What might change in the food industry?
The Australian Government is increasing its measures to curb the spread of COVID-19 as cases continue to rise throughout the country. Many food service businesses, like restaurants and bars, have temporarily closed and that is having rippling effects on the food industry as a whole. There is a real possibility that some food businesses might not survive temporary closure. However, there will be many food businesses that do survive, and may even thrive during the pandemic. Here are some of the possible changes that could be awaiting the food industry post-pandemic.
Less buffets and self-service facilities
Buffets and self-service foods are known to have increased food safety risks due to the general public being responsible for serving themselves in these establishments. Members of the general public aren’t food safety trained and can cause food safety hazards. Additionally, utensils and equipment are touched by multiple people which increases the risk of biological and cross-contamination of food. The large volume of people close to the food also increases the risk of pathogens.
During the COVID-19 pandemic, the general public are becoming increasingly educated about cross-contamination and more wary of the behaviour of others. It is anticipated that this knowledge will lead to a decrease in demand for buffet or self-service style food after the coronavirus crisis ceases. Simultaneously, there could be a growing demand for food prepared and handled by people with a sound knowledge of food safety.
Physical distancing measures remain
Many food retail businesses, like supermarkets and grocery stores, implemented social distancing measures such as plexiglass barriers to keep a safe distance between customers and employees. These measures may remain in place once the coronavirus crisis is over as a continued measure to protect staff and customers.
More employees respecting illness protocols

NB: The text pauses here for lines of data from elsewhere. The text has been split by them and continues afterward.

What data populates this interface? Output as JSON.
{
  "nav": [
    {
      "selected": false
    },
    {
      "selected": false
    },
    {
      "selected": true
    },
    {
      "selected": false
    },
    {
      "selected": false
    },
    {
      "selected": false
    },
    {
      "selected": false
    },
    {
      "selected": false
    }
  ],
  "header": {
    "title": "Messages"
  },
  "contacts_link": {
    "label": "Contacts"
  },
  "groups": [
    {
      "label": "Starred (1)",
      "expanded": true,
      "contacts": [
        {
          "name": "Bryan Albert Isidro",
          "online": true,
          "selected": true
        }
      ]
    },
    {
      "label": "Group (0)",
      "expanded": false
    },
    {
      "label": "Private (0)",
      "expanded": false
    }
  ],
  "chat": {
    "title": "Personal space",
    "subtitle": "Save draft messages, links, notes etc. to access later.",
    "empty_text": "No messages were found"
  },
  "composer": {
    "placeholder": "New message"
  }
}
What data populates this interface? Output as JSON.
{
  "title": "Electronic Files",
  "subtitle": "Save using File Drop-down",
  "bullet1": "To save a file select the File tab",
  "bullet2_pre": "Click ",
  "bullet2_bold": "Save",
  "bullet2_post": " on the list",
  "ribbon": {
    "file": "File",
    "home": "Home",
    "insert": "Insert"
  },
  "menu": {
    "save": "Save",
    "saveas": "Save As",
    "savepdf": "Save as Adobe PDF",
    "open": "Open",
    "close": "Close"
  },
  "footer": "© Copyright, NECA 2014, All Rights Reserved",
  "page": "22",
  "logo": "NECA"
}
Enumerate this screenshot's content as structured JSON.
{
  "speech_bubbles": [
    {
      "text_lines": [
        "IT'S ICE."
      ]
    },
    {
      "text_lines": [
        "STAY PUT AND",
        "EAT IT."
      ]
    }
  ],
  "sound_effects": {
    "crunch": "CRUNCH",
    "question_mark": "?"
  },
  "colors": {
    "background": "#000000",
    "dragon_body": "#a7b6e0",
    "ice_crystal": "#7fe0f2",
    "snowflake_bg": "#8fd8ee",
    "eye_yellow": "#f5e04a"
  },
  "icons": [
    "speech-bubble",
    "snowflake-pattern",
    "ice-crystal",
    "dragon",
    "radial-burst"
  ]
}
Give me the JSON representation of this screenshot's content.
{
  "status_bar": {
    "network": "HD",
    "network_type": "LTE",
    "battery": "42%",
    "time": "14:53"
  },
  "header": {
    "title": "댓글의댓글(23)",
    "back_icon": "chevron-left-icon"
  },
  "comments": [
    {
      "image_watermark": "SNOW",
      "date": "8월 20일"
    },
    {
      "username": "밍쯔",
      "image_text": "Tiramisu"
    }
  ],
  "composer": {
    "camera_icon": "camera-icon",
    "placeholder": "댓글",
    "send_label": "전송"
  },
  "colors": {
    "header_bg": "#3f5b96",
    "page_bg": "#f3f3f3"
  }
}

Food workers have been known to work when sick, due to fears about missing out on pay or potentially losing a job all together. The COVID-19 pandemic has made people are more aware of how dangerous pathogens can be and how they spread. Post-pandemic, food business managers and food workers will be understandably reluctant to work with someone who has any signs of illness. Food businesses may consider modifying their rules on sick-leave as a result. Customers will also be more demanding about the health and hygiene of the people preparing and serving their food.
Continued use of personal protective equipment
The use of personal protective equipment (PPE) such as disposable gloves and face masks has become a common sight in many food businesses and in general by the public. After the pandemic subsides, using PPE may become standard in businesses to provide customer-facing food workers with continued protection.
PPE can help to protect employees from the coronavirus and other illnesses but it’s essential that employees are trained in its use. For instance, disposable gloves must be changed at least every half hour or more frequently if the food worker is in situation where they would normally wash their hands.
Increased personal hygiene
The importance of hand washing has been hard to ingrain into the minds of the public, including food workers. Prior to the COVID-19 pandemic, it was often one of the most difficult food safety tasks to enforce with food workers forgetting or not having time to wash hands regularly.
The importance of hand washing has been broadcast repeatedly throughout the coronavirus crisis and the public is finally paying attention. Some countries around the world are reporting shortages of hand soaps and sanitizers. The importance of good hand hygiene is expected to be recognized for many years post-pandemic which will lead to improved hand washing by everyone, including food workers.
Improved restaurant sanitation
It is anticipated that after the COVID-19 pandemic passes, most food businesses will have a greater respect for health and safety legislation. Most food safety legislation stipulates that all objects and surfaces that have been in contact with food needs to be sanitized regularly. This will be the bare minimum going forward.
Sanitation of objects and surfaces that have not been in contact with food will increase. Items such as menus, salt and pepper shakers, door handles and credit card machines will now be cleaned and sanitized more regularly. Keeping customers safe and putting their minds at ease will be vitally important post-pandemic.
As the demand for food safety continues to change and adapt to the needs of the industry, stay connected with the Australian Institute of Food Safety for the in latest food safety information. Learn more about the regulations and requirements for businesses, get updated training information and recent news on how the coronavirus is impacting the food industry.